Home » , , » Choosing the correct coils for transformers

Choosing the correct coils for transformers

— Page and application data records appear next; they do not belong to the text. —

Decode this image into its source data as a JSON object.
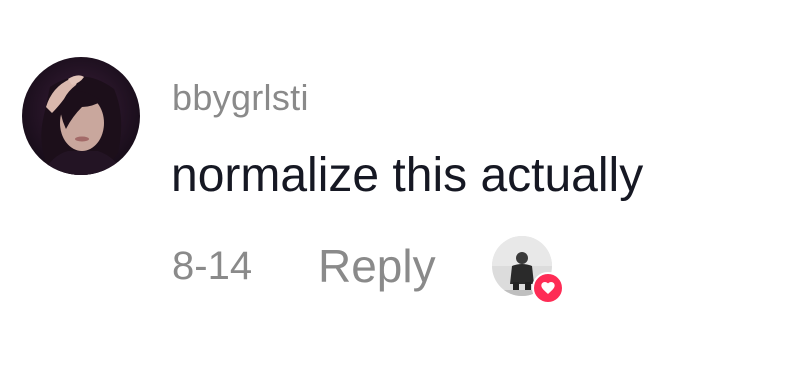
{
  "comment": {
    "username": "bbygrlsti",
    "text": "normalize this actually",
    "date": "8-14",
    "reply_label": "Reply"
  },
  "icons": {
    "commenter_avatar": "user-avatar-photo",
    "liker_avatar": "creator-avatar-photo",
    "liked_badge": "heart-icon"
  },
  "colors": {
    "muted_text": "#8a8a8a",
    "primary_text": "#161823",
    "heart_badge": "#fe2c55"
  }
}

When purchasing a transformer, several factors must be evaluated carefully to ensure that the correct choice is made. One question that is frequently asked by those investing in this technology is whether it is best to opt forround, rectangular or disc wound coils. There is however no simple answer to this question other than "it depends".
The reason rectangular and elliptical coils have been around for so long is that they work for certain standard applications and their construction favors high volume manufacturing processes.
If your need is truly for a standard distribution transformer subjected only to limited available fault currents, equipped with fusing or protection devices, subject to stable loading with little variation, or is a small to medium sized transformer with star connected primary and secondary windings, then rectangular windings might work for you.
If on the other hand, your application is more "exposed" to higher levels of fault currents, repeated events, or high current requirements with lower designed impedances, like motor starting, the answer is yes you should buy a layer wound, round coil design and preferably one with robust bracing incorporating heavy duty pressure plates to add axial stability to counteract the strong physical forces experienced during faults.Choosing the correct coils for transformers
Unlike wound cores, as are typically used with rectangular or elliptical coils, round coils allow for the utilization of miter cut, cruciform cores. Cruciform cores are comprised of multiple width laminations which, when assembled present a round cross-section and largely fill the core window in the round coils. Round coils with a cruciform core provide superior resistance to radial forces to which the transformer is subjected during faults and severe duty cycles.
The improved cooling available with the round coil construction also helps dissipate short circuit thermal effects after the fault has cleared and the transformer resumes normal loading. The improved cooling is possible because, unlike wound cores, cruciform cores in conjunction with specially designed upper and lower pressure plates allow the cooling fluid to flow throughout the coils thereby substantially reducing hot spots in the insulation system, which in turn leads to longer transformer life expectancy.
If your purchases include larger transformers, 10 MVA and above, or higher BIL levels, 350 kV BIL and above, you should also consider buying disc-wound, round coils. The disc-wound design and construction gives all the benefits of layer wound round coils with miter cut cruciform cores and even more mechanical strength and transient fault withstand capability.
Furthermore, the disc construction minimizes electrical stresses within the coil caused by switching surges, lightening strikes, and voltage disturbances frequently found in the network at higher voltage levels and seen by larger transformers.
It is our recommendation that for most substation applications, for essentially all station transformer applications, and for those high-risk distribution transformer applications, you should buy wisely and purchase the round coil design for lower total cost of ownership.
Share this article :


Post a Comment

Please wait for approval of your comment .......